For the data below, report only the number of lines containing the string "likes".

Stored items from a collection:
━━━━━━━━━━━━━━━━

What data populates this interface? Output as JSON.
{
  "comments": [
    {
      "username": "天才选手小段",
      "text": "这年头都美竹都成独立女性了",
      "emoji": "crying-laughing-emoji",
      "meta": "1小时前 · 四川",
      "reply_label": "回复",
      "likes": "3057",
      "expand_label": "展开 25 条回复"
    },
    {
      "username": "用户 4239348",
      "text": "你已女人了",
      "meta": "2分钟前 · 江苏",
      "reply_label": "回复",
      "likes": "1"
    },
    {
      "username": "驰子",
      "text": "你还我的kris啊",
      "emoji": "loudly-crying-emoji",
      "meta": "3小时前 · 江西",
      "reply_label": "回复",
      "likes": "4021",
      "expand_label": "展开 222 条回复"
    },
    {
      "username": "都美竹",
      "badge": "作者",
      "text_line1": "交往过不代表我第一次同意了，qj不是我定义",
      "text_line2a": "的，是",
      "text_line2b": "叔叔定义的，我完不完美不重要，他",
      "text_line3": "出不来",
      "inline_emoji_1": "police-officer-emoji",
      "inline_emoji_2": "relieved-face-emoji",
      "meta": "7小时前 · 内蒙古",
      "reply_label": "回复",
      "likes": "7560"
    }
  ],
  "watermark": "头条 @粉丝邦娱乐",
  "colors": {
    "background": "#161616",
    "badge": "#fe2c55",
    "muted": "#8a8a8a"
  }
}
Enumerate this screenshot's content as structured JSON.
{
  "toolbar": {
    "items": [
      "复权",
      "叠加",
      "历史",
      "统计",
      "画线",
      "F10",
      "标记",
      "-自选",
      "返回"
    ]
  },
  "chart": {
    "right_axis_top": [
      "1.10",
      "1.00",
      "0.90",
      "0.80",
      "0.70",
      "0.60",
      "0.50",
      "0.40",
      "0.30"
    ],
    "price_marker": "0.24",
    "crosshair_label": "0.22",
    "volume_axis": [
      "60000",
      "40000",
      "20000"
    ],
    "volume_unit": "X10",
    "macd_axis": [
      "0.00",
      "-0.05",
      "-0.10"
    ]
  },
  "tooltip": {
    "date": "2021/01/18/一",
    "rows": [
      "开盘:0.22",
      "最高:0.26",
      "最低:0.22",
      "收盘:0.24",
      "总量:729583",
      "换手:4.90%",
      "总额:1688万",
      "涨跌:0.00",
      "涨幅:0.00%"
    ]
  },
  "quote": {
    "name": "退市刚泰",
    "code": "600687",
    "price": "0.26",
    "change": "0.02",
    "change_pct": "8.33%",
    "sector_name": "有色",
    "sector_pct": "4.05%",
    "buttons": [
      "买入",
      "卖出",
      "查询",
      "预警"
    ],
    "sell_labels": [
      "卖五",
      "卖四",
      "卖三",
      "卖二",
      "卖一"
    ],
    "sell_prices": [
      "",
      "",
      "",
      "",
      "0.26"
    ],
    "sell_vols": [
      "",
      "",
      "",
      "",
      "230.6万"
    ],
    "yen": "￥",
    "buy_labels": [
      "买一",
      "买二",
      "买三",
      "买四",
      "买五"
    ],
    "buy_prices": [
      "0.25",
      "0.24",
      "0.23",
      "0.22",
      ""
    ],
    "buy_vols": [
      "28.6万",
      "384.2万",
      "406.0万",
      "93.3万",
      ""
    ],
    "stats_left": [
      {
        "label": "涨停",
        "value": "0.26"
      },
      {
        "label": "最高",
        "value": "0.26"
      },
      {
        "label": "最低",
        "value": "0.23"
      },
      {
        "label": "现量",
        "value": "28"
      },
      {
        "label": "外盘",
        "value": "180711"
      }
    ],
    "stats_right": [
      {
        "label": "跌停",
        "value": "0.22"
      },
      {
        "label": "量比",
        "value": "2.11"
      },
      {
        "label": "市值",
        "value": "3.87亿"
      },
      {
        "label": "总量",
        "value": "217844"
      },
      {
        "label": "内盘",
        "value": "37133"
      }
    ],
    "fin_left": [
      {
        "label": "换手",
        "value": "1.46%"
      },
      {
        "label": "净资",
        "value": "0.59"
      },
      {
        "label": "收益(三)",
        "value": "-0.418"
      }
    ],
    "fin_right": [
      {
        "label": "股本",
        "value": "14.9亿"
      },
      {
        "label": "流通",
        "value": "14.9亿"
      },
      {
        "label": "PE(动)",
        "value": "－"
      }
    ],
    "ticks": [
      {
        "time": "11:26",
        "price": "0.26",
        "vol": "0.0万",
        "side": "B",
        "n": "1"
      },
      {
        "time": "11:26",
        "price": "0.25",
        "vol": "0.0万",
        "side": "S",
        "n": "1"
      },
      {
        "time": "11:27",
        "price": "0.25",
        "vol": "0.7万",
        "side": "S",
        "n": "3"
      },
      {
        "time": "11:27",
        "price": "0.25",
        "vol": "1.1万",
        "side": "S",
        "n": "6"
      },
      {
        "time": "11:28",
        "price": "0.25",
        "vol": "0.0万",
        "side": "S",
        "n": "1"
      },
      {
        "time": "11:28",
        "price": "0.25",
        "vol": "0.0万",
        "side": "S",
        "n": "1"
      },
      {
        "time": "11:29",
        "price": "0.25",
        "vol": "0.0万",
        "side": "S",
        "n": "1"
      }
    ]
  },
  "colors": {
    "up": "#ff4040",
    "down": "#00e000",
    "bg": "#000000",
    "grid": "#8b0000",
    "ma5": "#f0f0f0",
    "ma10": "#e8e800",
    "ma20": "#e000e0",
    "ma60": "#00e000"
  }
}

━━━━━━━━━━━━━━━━

### Completed task
4